This morning, a new study by CyberSafeKids revealed that over 25% of primary school-aged children also experienced harassment online, with girls more likely to be victimised than boys.
Four-in-10 secondary school students also experienced cyberbullying, with almost two-thirds of teachers saying they had dealt with online safety incidents.
The report was carried out between September last year and June this year and included over 5,000 kids aged between eight and 16.
“1 in 4 primary school children have experienced cyberbullying”.
A new study from @CyberSafeKidsIE also found that 40% of children in secondary school faced cyberbullying during the last school year.
Almost two-thirds of teachers said they had dealt with online safety… pic.twitter.com/6c6zp9RLDg
— NewstalkFM (@NewstalkFM) September 5, 2023
Speaking to The Pat Kenny Show, Jess said the findings were "really stark".
"93% of eight to 12-year-olds have a smart device of their own – almost 40% of that cohort use things like TikTok and Snapchat," she said.
"It's worth noting that Snapchat and TikTok's age of requirements is 13."
'Blue in the face'
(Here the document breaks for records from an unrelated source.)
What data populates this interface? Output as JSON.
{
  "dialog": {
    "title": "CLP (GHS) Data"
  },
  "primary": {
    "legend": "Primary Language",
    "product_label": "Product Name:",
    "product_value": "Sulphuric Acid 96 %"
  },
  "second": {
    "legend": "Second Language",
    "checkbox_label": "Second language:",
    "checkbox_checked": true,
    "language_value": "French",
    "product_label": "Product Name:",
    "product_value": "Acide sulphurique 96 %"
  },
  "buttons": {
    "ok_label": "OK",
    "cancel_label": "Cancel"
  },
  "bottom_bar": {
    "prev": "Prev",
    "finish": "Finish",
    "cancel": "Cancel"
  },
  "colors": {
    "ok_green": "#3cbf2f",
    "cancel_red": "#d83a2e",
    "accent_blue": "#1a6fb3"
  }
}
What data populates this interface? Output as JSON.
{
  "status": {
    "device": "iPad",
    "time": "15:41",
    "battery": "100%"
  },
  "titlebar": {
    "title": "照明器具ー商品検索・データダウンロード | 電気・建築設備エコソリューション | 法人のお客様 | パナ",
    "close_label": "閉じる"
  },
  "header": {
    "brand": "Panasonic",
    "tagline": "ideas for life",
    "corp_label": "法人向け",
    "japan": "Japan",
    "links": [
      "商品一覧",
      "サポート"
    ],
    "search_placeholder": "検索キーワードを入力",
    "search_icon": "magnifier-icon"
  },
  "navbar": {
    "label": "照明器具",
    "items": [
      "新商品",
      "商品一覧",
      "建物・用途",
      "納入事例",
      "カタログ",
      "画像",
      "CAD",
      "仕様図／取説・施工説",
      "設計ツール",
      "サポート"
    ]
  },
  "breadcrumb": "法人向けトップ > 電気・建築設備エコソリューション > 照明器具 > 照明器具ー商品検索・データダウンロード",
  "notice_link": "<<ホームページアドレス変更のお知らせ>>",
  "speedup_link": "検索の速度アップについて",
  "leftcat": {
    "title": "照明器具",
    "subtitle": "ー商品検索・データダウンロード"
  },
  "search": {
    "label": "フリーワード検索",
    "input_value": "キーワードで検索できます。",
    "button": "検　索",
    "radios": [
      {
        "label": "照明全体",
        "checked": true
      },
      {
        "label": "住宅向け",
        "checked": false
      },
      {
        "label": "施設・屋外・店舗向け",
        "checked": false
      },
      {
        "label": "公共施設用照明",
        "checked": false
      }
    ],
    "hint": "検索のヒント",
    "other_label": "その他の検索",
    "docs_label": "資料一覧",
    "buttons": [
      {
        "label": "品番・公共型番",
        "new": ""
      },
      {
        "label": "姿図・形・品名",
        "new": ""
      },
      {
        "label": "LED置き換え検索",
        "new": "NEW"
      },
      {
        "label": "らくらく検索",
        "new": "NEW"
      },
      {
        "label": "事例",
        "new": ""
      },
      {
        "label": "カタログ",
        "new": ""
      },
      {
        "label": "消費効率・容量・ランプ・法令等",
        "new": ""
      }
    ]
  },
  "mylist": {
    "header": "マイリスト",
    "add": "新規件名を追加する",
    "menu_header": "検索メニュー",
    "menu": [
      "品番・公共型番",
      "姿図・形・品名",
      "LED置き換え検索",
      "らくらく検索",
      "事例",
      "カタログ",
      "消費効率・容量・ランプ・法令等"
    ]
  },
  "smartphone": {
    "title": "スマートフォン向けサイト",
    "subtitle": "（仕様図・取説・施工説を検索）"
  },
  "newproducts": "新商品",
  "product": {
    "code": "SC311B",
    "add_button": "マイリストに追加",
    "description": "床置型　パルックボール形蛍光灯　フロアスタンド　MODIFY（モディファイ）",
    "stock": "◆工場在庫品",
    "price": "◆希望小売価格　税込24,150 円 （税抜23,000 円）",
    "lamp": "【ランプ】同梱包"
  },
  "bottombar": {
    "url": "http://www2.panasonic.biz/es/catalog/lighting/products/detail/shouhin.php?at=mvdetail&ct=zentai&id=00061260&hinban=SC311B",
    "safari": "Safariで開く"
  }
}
Jess said the results made for "uncomfortable reading", as online bullying has existed for as long as social media has been in use.
"I left school in 2007, and in 2007, there was cyberbullying," she said.
"What has changed in 16 years? Diddly squat, except we've got extra platforms for this to happen on.
"I am blue in the face talking to you and to everybody else on the station about the need for proper action when it comes to cyberbullying."
Jess said cyberbullying has "fallen between a few stools".
"Nobody wants to own it and take leadership in this regard," she said.
"We need to have some formal aspects of our education system dedicated towards digital education.
"No kid comes out of the womb holding a phone or a tablet and they shouldn't get their paws on one until a parent is confident in their ability to sit down with the child, talk through the different elements and know what to do as a parent if something goes wrong.
"This is going on too long now."
Teachers and parents
Just under half of the teachers who participated in the study said they did not feel they had sufficient skills to effectively deliver online safety training.
"That's a worry," said Jess. "Parents will say they're not equipped or they can't be helicopter parents all the time and I understand that.
"There are great resources out there like cybersafekids.ie and ispcc.ie."
Jess said children are now learning "life lessons" online that would have been previously taught in the schoolyard.
"The most worrying thing – and I say this as somebody who's 34 and gets online abuse – it is so difficult to deal with because it's the first thing you see in the morning and the last thing you see at night," she said.
"We need to equip our kids better.
"Until somebody takes ownership and leadership in this field and on this issue, we are going to continue to see these stats going up."